thief as shown by the fact she had given herself an unauthorized
Defendants moved for summary judgment on all claims. Plaintiff
failed to respond to their motion with respect to the WPCL and
intentional infliction of emotional distress claims, and
therefore the Court entered summary judgment in favor of
Defendants on those two counts without discussion. (Docket No. 34.) Summary judgment was denied with regard to Plaintiff's ADEA,
PHRA, and defamation claims and her husband's loss of consortium
On January 26, 2005, following a five-day trial, the jury
returned a verdict in favor of Plaintiff with regard to her
defamation claim only. As stated on the Special Verdict Form, the
jury affirmatively found
by a preponderance of the evidence that [Defendants']
employees . . . published defamatory statements to
third persons about plaintiff, . . . which statements
resulted in "actual harm" to plaintiff.
(Special Verdict Form, Docket No. 63, question 6.)
The jury awarded Ms. Barbish $14,000 as "damages directly
resulting from publication of defamatory statements about her."
(Special Verdict Form, question 7.) However, it did not find
Defendants' employees acted with "actual malice" in making those
derogatory statements and so did not award any punitive damages.
(Special Verdict Form, Docket No. 64, questions 1 and 2.)
On February 10, 2005, Plaintiff filed a Motion for a New Trial.
In her motion, Ms. Barbish raises three arguments: (1) the
damages awarded by the jury at trial are insufficient and/or
against the clear weight of the evidence; (2) the inadequate
award was the result of jury confusion or compromise; and (3) the
inadequate award resulted from improper argument of Defendants'
counsel at closing.
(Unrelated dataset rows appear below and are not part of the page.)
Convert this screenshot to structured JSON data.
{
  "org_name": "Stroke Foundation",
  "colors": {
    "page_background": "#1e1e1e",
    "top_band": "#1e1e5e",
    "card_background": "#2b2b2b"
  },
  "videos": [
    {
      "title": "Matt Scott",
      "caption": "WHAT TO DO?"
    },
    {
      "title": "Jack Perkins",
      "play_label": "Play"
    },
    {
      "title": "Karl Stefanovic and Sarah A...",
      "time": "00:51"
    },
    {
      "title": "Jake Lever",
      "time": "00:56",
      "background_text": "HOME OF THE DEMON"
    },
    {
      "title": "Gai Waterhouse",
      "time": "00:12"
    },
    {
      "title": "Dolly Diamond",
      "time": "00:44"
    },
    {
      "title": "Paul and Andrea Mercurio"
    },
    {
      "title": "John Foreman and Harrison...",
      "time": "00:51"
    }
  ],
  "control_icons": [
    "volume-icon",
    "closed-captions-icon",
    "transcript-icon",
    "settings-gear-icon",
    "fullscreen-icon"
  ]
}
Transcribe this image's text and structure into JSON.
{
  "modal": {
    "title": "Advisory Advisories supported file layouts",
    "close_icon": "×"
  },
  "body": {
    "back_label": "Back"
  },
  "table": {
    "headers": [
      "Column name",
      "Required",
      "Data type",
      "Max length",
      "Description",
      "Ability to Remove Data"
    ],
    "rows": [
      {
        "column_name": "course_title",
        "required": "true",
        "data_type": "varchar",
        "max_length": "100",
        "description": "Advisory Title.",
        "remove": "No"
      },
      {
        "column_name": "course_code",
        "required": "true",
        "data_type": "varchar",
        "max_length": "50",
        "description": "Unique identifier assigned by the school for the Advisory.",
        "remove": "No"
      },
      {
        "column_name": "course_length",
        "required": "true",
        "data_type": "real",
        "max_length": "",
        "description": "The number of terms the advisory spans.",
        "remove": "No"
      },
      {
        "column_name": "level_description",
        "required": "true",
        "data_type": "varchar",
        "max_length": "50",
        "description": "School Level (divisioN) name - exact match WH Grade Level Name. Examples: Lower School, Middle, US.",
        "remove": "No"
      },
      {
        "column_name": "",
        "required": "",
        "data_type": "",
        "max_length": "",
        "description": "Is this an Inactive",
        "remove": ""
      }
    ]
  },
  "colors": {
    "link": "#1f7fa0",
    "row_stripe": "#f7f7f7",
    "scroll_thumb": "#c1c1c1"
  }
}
She does not argue with the jury's decision
regarding punitive damages. We have considered each of Plaintiff's arguments in turn and find none of them persuasive.
II. STANDARD FOR GRANTING A MOTION FOR A NEW TRIAL
In pertinent part, Federal Rule of Civil Procedure 59(a)
A new trial may be granted to all or any of the
parties and on all or part of the issues in an action
in which there has been a trial by jury, for any of
the reasons for which new trials have heretofore been